Wednesday, March 19, 2014

Chichen Itza: Part 1 of my dream sites to visit

I plan to write a series of posts highlighting my favorite archaeological sites. Most I have not had the pleasure to visit but all on my bucket list.

My first post is this series is in honor of everyone I know who will visit the Maya Riviera in the upcoming weeks. 

Chichen Itza
The site resides in the northern Yucatan Peninsula and dates to the back to the Late Preclassic (400 BCE to 200 CE), but lasted until the Post-Classic 500 BCE and 1500 CE.

It is one of the largest and most spectacular sites in Mesoamerica,  and tourists flock to it each year and in 2007 topped the new list of the Seven Wonders of the World.

The first historical writings that refer to Chichen Itza comes from Fray Diego de Landa who converted many in the Yucatan.
Excerpt from de Landa's 1579 Relaciones Geográficas,

Reasons why I love Chichen Itza:

The Sacrificial Cenote
A huge sink well to the north of the site dedicated to the Chac deity who represented rain.  The Maya sacrificed artifacts as well as humans.  

Diego de Landa described the sacrifices in the cenote in his Relaciones Geográficas.  He writes:

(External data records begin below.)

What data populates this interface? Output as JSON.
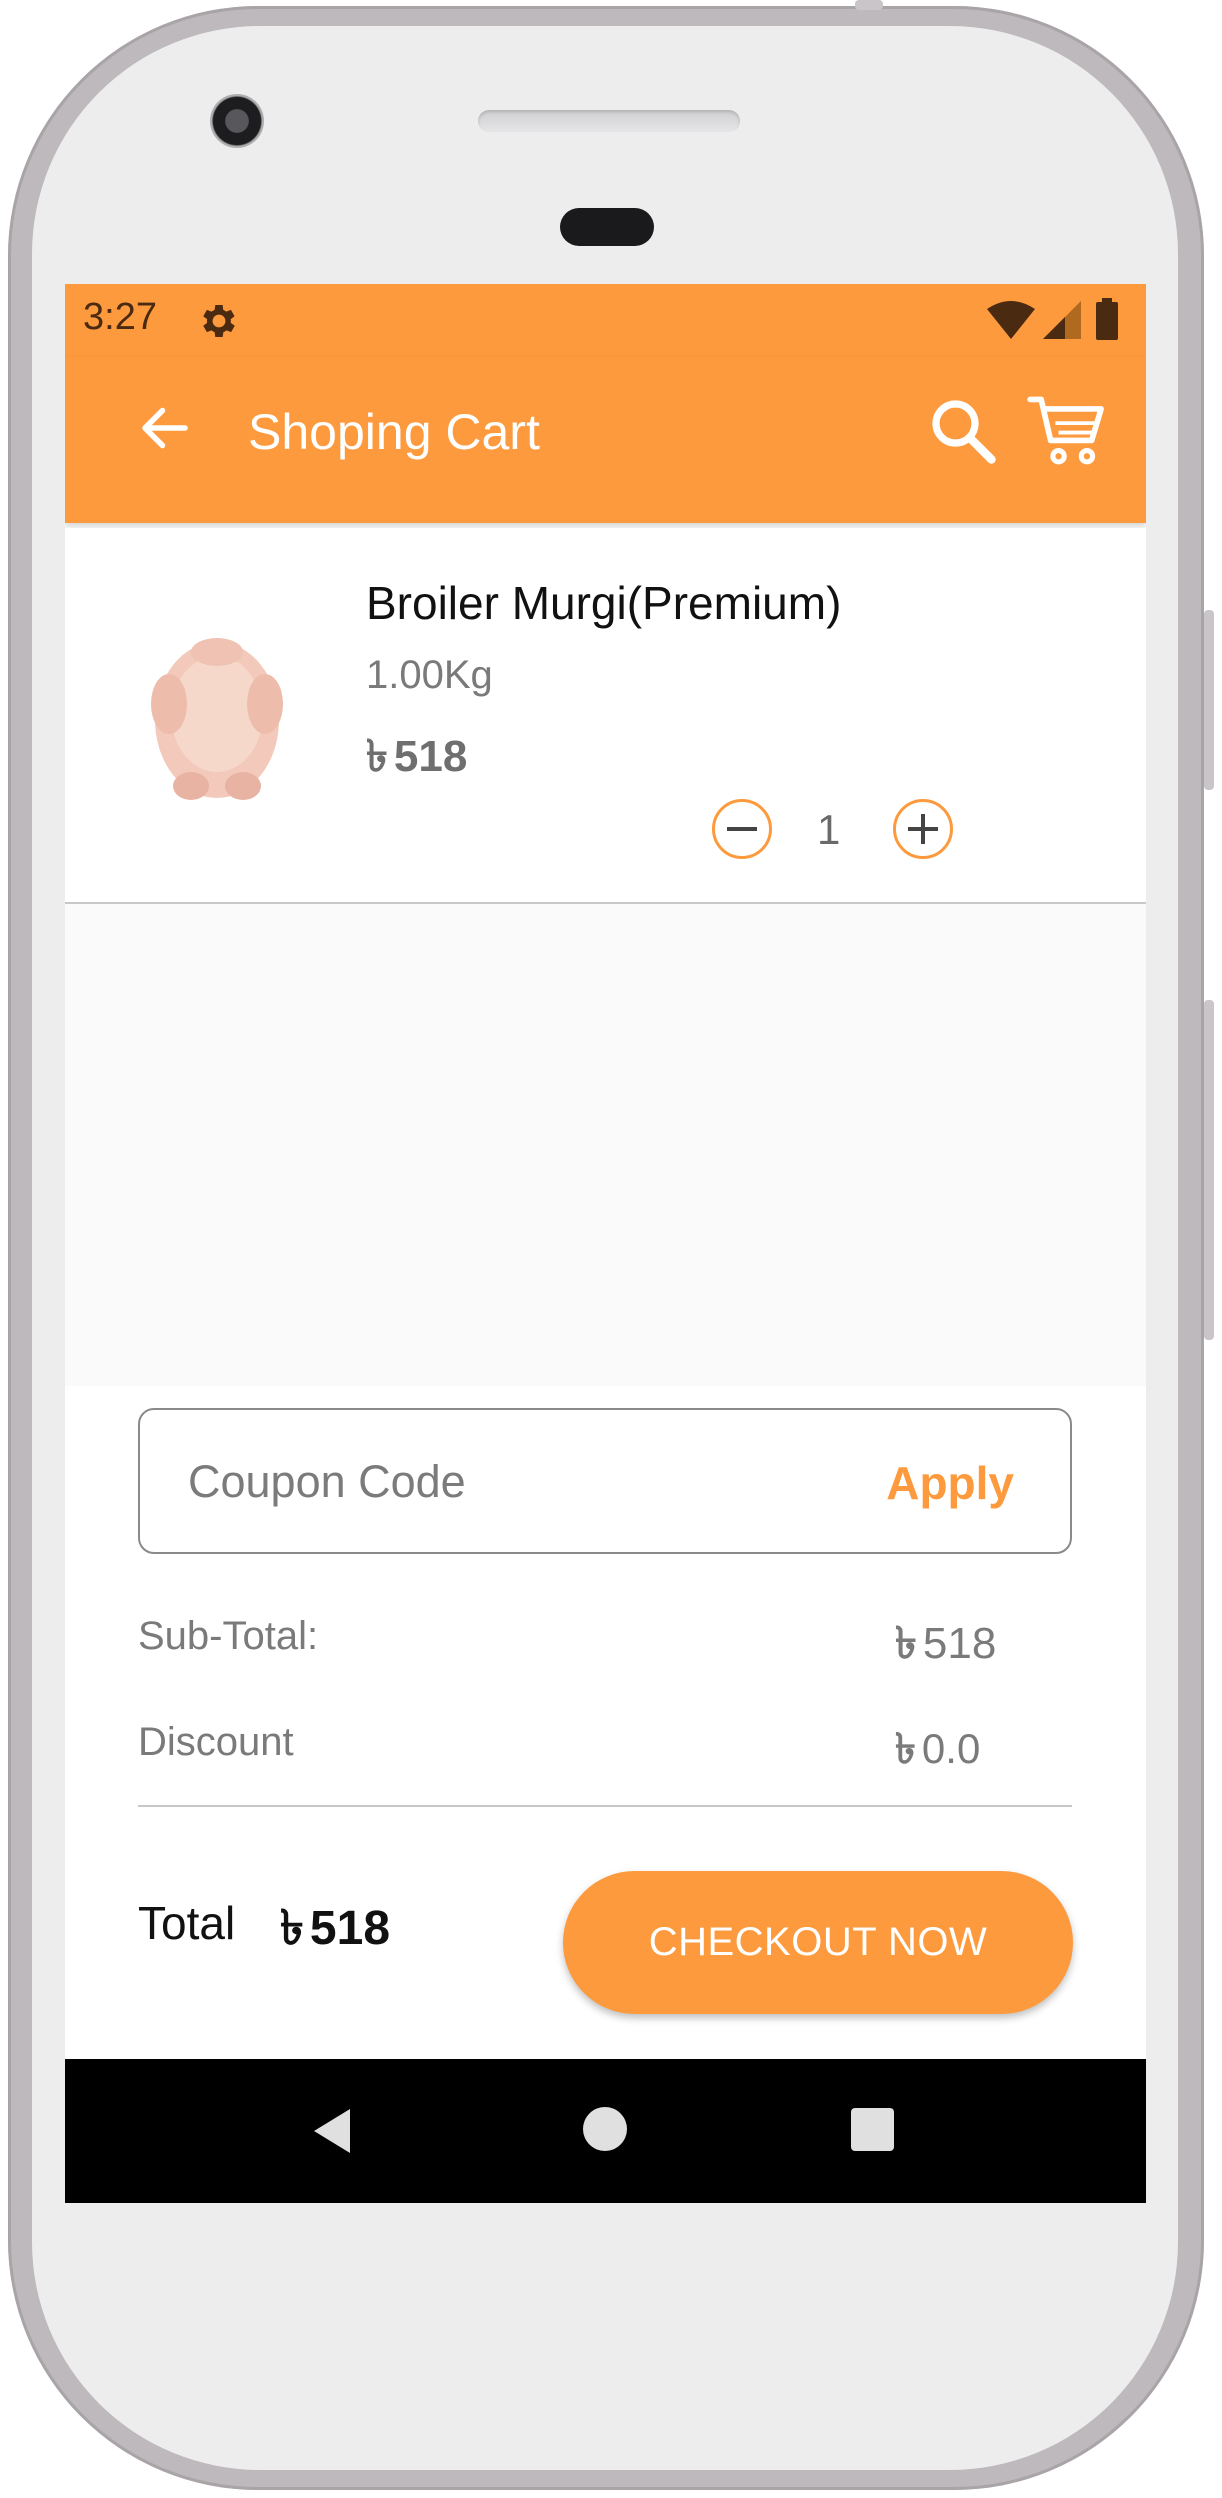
{
  "status_bar": {
    "time": "3:27",
    "icons": [
      "gear-icon",
      "wifi-icon",
      "signal-icon",
      "battery-icon"
    ]
  },
  "app_bar": {
    "title": "Shoping Cart",
    "icons": [
      "back-arrow-icon",
      "search-icon",
      "cart-icon"
    ]
  },
  "cart": {
    "items": [
      {
        "name": "Broiler Murgi(Premium)",
        "weight": "1.00Kg",
        "currency": "৳",
        "price": "518",
        "quantity": "1"
      }
    ]
  },
  "coupon": {
    "placeholder": "Coupon Code",
    "apply_label": "Apply"
  },
  "summary": {
    "currency": "৳",
    "subtotal_label": "Sub-Total:",
    "subtotal_value": "518",
    "discount_label": "Discount",
    "discount_value": "0.0",
    "total_label": "Total",
    "total_value": "518",
    "checkout_label": "CHECKOUT NOW"
  },
  "nav_bar": {
    "icons": [
      "nav-back-icon",
      "nav-home-icon",
      "nav-recents-icon"
    ]
  },
  "colors": {
    "accent": "#fd9a3d",
    "nav_background": "#000000",
    "screen_background": "#fafafa"
  }
}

The next most important edifices are those of Tikoch and of Chichén Itzá, which will be described later. Chichén Itzá is finely situated ten leagues from Izamal and eleven from Valladolid, and they tell that it was ruled by three lords, brothers that came to the country from the West.  These were very devout, built very handsome temples, and lived unmarried and most honorably.  One of them either died or went away, whereupon the others conducted themselves unjustly and wantonly, for which they were put to death.  Later on we shall describe the decorations of the main edifice, also telling of the well into which they cast men alive as a sacrifice; and also other precious objects.  It is over seven stages down to the water, over a hundred feet across and marvelously cut in the living rock.  The water appears green, which they say is caused by the trees that surround it.
The Ball-court

The ball-court at Chichen is among the largest in Mesoamerica (the site has 13th one but the largest is in the NW of the site), the field measures 480 feet by 120 feet.  The Maya also carved elaborate scenes along the walls of the ball court.

Mesoweb describes the following:

According to Fray Diego Durán's description of the Mesoamerican ballgame as it was played by the Aztecs, it seems to have been a combination of handball and volleyball. Opposing teams faced each other across a center line and volleyed the rubber ball back and forth. They could use only their hips, buttocks and knees to hit the ball (although elbows and forearms may have been allowed in other versions). If it struck the ground, a point was scored for the other team.
Ballplayers used pads and thick clothing to protect themselves from both the hard rubber ball and contact with the ground, which was inevitable given the limitations of what part of the body could make contact with the ball. They also wore leather belts called "yokes" which were often fitted with wood or stone pieces that could be used to keep the ball in play.
The ball could be played on the carom off the walls, and if it happened to pass through one of the stone hoops located high above, the game was over. Evidently the game was played with a great deal of enthusiasm, and players frequently had to have blood drawn from bruises on their thighs and legs. 

El Castillo

El Castillo sits in the Great Plaza of the site and has solar references.

  • 9 platforms (9 lords of the underworld (Xibalba in Quiche Maya)
  • Each set of 9 is divided by 2 by the corners (18 months in Mesoamerican belief)
  • 52 panels in the nine terraces (52 years is equivalent to our century in a Mesoamerican Calendar)
  • Total steps equal 364, and with the platform there are 365 to equal 365 days
During certain parts of the day, the steps give the pyramid the illusion of a snake descending


This week marks the Spring Equinox, and many will flock to Chichen Itza to celebrate the celestial event.

Other points of interests:

El Caracol (one of the rare round structures in Mesoamerica)
 Temple of the warriors (each of the square columns have Toltec warriors carved on them)

Final Thoughts

I hope one day to visit one of the sites I spent 16 years studying, and I also hope this was helpful to anyone wishing to visit Chichen Itza in the near future